Majority Leader in Parliament, Osei Kyei-Mensah-Bonsu, is proposing the adoption of the Westminster system of government for Ghana – where a Prime Minister leads government business.
This, he believes, will help deal with corruption that may arise in an attempt by a President and political sponsors to recoup investments made after gaining power.
“Where we are going as a nation is not sustainable. We are getting on a very slippery route in terms of monetizing our politics. Both Parliamentary elections and Presidential elections. As a matter of fact, my personal preference is with the Westminster type where the Prime Ministers are more accessible to us.
“In terms of expenditures, they spend far far less in getting themselves elected from the constituencies and that obligation to satisfy sponsors is much less, and with that they will be able to deal with corruption.
“Then again, because the Prime Minister is a member of Parliament, peer review should tell you that you can’t be a Prime Minister when I know that before you became a Prime Minister you had only one house and four years after you have ten houses. My friend where did you get it from?”
He was speaking at a public lecture at the Kwame Nkrumah University of Science and Technology on the theme, ‘The Constitutional Review: The Perspective of a Legislator’.
According to the Majority Leader, at least 50 million dollars is spent on electioneering by a Presidential candidate from the party level to the national election.
Research by the Centre for Democratic Development, premised on the 2020 general elections, estimates about six hundred thousand dollars is spent by Members of Parliament to secure their seats.
In checking the investments made to win elections, the Majority Leader in Parliament suggests the Westminster system of government where the Prime Minister is more accountable.
Osei Kyei-Mensah-Bonsu sides with a World Bank research which suggests small unitary countries like Ghana are better served with Prime Ministers.
The Member of Parliament likens the powers conferred on the President to that of a monarch, since he makes over five thousand appointments to public offices.
Mr. Kyei-Mensah-Bonsu believes there should be a review of the constitutional provision.
“This certainly is a monarch that the constitution has created. The rest of us, citizens, hold him in awe and if and when he strays, it is difficult to talk straight to him. This arrangement needs to be revisited. It can not be good for our growth. It can not be good for the growth of democracy”, he added.

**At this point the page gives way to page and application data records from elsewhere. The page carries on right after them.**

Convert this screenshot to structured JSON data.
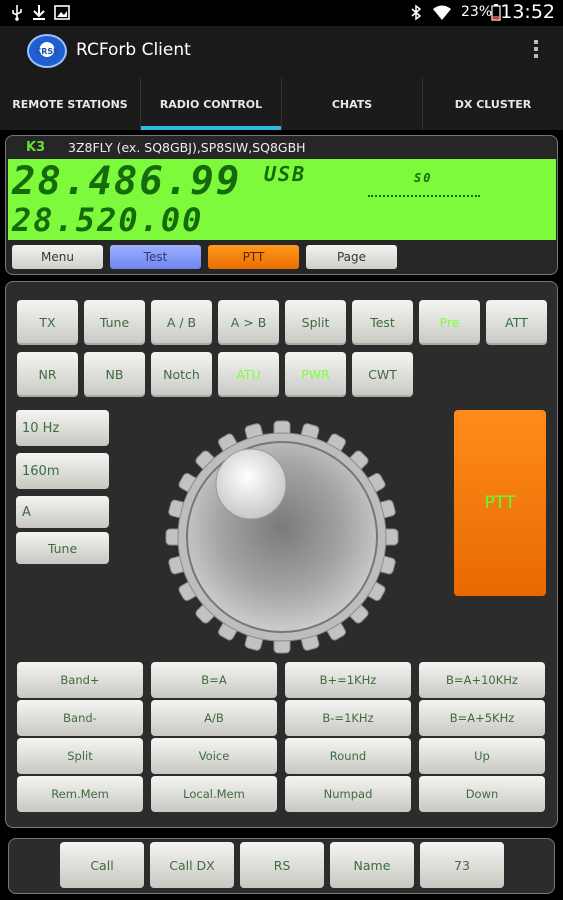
{
  "status_bar": {
    "battery_text": "23%",
    "time": "13:52",
    "icons": [
      "usb-icon",
      "download-icon",
      "image-icon",
      "bluetooth-icon",
      "wifi-icon",
      "battery-icon"
    ]
  },
  "app_bar": {
    "logo_text": "CRSS",
    "title": "RCForb Client",
    "overflow_icon": "overflow-menu-icon"
  },
  "tabs": [
    {
      "label": "REMOTE STATIONS",
      "active": false
    },
    {
      "label": "RADIO CONTROL",
      "active": true
    },
    {
      "label": "CHATS",
      "active": false
    },
    {
      "label": "DX CLUSTER",
      "active": false
    }
  ],
  "radio": {
    "model": "K3",
    "callsign": "3Z8FLY (ex. SQ8GBJ),SP8SIW,SQ8GBH",
    "vfo_a": "28.486.99",
    "vfo_b": "28.520.00",
    "mode": "USB",
    "s_meter": "S0",
    "top_buttons": [
      "Menu",
      "Test",
      "PTT",
      "Page"
    ]
  },
  "controls": {
    "row1": [
      "TX",
      "Tune",
      "A / B",
      "A > B",
      "Split",
      "Test",
      "Pre",
      "ATT"
    ],
    "row2": [
      "NR",
      "NB",
      "Notch",
      "ATU",
      "PWR",
      "CWT"
    ],
    "step": "10 Hz",
    "band": "160m",
    "vfo": "A",
    "tune": "Tune",
    "ptt": "PTT",
    "grid": [
      [
        "Band+",
        "B=A",
        "B+=1KHz",
        "B=A+10KHz"
      ],
      [
        "Band-",
        "A/B",
        "B-=1KHz",
        "B=A+5KHz"
      ],
      [
        "Split",
        "Voice",
        "Round",
        "Up"
      ],
      [
        "Rem.Mem",
        "Local.Mem",
        "Numpad",
        "Down"
      ]
    ]
  },
  "bottom_buttons": [
    "Call",
    "Call DX",
    "RS",
    "Name",
    "73"
  ],
  "colors": {
    "lcd": "#7dfa3b",
    "accent": "#33b5e5",
    "ptt": "#ff8c1a",
    "test_button": "#8c9cf8"
  }
}
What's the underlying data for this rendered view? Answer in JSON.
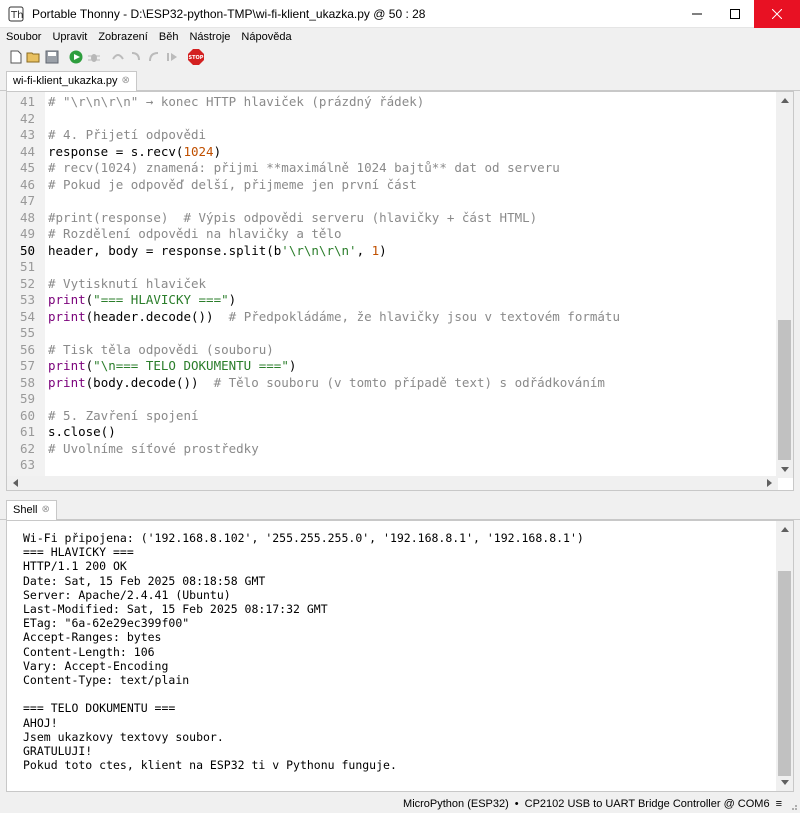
{
  "window": {
    "title": "Portable Thonny  -  D:\\ESP32-python-TMP\\wi-fi-klient_ukazka.py  @  50 : 28"
  },
  "menu": [
    "Soubor",
    "Upravit",
    "Zobrazení",
    "Běh",
    "Nástroje",
    "Nápověda"
  ],
  "toolbar": {
    "icons": [
      "new-file-icon",
      "open-file-icon",
      "save-icon",
      "run-icon",
      "debug-icon",
      "step-over-icon",
      "step-into-icon",
      "step-out-icon",
      "resume-icon",
      "stop-icon"
    ],
    "stop_label": "STOP"
  },
  "editor": {
    "tab_label": "wi-fi-klient_ukazka.py",
    "tab_close": "⊗",
    "current_line": 50,
    "lines": [
      {
        "n": "41",
        "parts": [
          [
            "c",
            "# \"\\r\\n\\r\\n\" → konec HTTP hlaviček (prázdný řádek)"
          ]
        ]
      },
      {
        "n": "42",
        "parts": []
      },
      {
        "n": "43",
        "parts": [
          [
            "c",
            "# 4. Přijetí odpovědi"
          ]
        ]
      },
      {
        "n": "44",
        "parts": [
          [
            "p",
            "response = s.recv("
          ],
          [
            "n",
            "1024"
          ],
          [
            "p",
            ")"
          ]
        ]
      },
      {
        "n": "45",
        "parts": [
          [
            "c",
            "# recv(1024) znamená: přijmi **maximálně 1024 bajtů** dat od serveru"
          ]
        ]
      },
      {
        "n": "46",
        "parts": [
          [
            "c",
            "# Pokud je odpověď delší, přijmeme jen první část"
          ]
        ]
      },
      {
        "n": "47",
        "parts": []
      },
      {
        "n": "48",
        "parts": [
          [
            "c",
            "#print(response)  # Výpis odpovědi serveru (hlavičky + část HTML)"
          ]
        ]
      },
      {
        "n": "49",
        "parts": [
          [
            "c",
            "# Rozdělení odpovědi na hlavičky a tělo"
          ]
        ]
      },
      {
        "n": "50",
        "parts": [
          [
            "p",
            "header, body = response.split(b"
          ],
          [
            "s",
            "'\\r\\n\\r\\n'"
          ],
          [
            "p",
            ", "
          ],
          [
            "n",
            "1"
          ],
          [
            "p",
            ")"
          ]
        ]
      },
      {
        "n": "51",
        "parts": []
      },
      {
        "n": "52",
        "parts": [
          [
            "c",
            "# Vytisknutí hlaviček"
          ]
        ]
      },
      {
        "n": "53",
        "parts": [
          [
            "k",
            "print"
          ],
          [
            "p",
            "("
          ],
          [
            "s",
            "\"=== HLAVICKY ===\""
          ],
          [
            "p",
            ")"
          ]
        ]
      },
      {
        "n": "54",
        "parts": [
          [
            "k",
            "print"
          ],
          [
            "p",
            "(header.decode())  "
          ],
          [
            "c",
            "# Předpokládáme, že hlavičky jsou v textovém formátu"
          ]
        ]
      },
      {
        "n": "55",
        "parts": []
      },
      {
        "n": "56",
        "parts": [
          [
            "c",
            "# Tisk těla odpovědi (souboru)"
          ]
        ]
      },
      {
        "n": "57",
        "parts": [
          [
            "k",
            "print"
          ],
          [
            "p",
            "("
          ],
          [
            "s",
            "\"\\n=== TELO DOKUMENTU ===\""
          ],
          [
            "p",
            ")"
          ]
        ]
      },
      {
        "n": "58",
        "parts": [
          [
            "k",
            "print"
          ],
          [
            "p",
            "(body.decode())  "
          ],
          [
            "c",
            "# Tělo souboru (v tomto případě text) s odřádkováním"
          ]
        ]
      },
      {
        "n": "59",
        "parts": []
      },
      {
        "n": "60",
        "parts": [
          [
            "c",
            "# 5. Zavření spojení"
          ]
        ]
      },
      {
        "n": "61",
        "parts": [
          [
            "p",
            "s.close()"
          ]
        ]
      },
      {
        "n": "62",
        "parts": [
          [
            "c",
            "# Uvolníme síťové prostředky"
          ]
        ]
      },
      {
        "n": "63",
        "parts": []
      }
    ]
  },
  "shell": {
    "tab_label": "Shell",
    "tab_close": "⊗",
    "lines": [
      "Wi-Fi připojena: ('192.168.8.102', '255.255.255.0', '192.168.8.1', '192.168.8.1')",
      "=== HLAVICKY ===",
      "HTTP/1.1 200 OK",
      "Date: Sat, 15 Feb 2025 08:18:58 GMT",
      "Server: Apache/2.4.41 (Ubuntu)",
      "Last-Modified: Sat, 15 Feb 2025 08:17:32 GMT",
      "ETag: \"6a-62e29ec399f00\"",
      "Accept-Ranges: bytes",
      "Content-Length: 106",
      "Vary: Accept-Encoding",
      "Content-Type: text/plain",
      "",
      "=== TELO DOKUMENTU ===",
      "AHOJ!",
      "Jsem ukazkovy textovy soubor.",
      "GRATULUJI!",
      "Pokud toto ctes, klient na ESP32 ti v Pythonu funguje."
    ]
  },
  "status": {
    "interpreter": "MicroPython (ESP32)",
    "separator": "•",
    "port": "CP2102 USB to UART Bridge Controller @ COM6",
    "menu_indicator": "≡"
  },
  "colors": {
    "comment": "#8a8a8a",
    "keyword": "#7a007a",
    "string": "#2a7d2a",
    "number": "#c05000",
    "close_button": "#e81123"
  }
}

He further proposed that ministers who are not part of cabinet should be cut off to save the public purse.
“Many of our Ministers do not add value to our governance, that is the truth. I am not here talking about the current NPP administration. I refer to all administrations since 1993, the time has come to seriously introspect into this”, he emphasized.
“And hasn’t the time come for us to place in the constitution an upper ceiling on the number of ministers of state that we should have. Cabinet Ministers assist the President in the evolution of policies, that is according to Article 76 of the constitution.
“All bills and agreement that are presented to Parliament are underpinned by governmental policies and principle which the cabinet Ministers propose to cabinet so if you are not a cabinet minister, you are not part of the process of evolution of policy”, he explained.
In concluding his lecture, the legislator said an introspection into Ghana’s constitution which has a cumbersome amendment procedure is long overdue.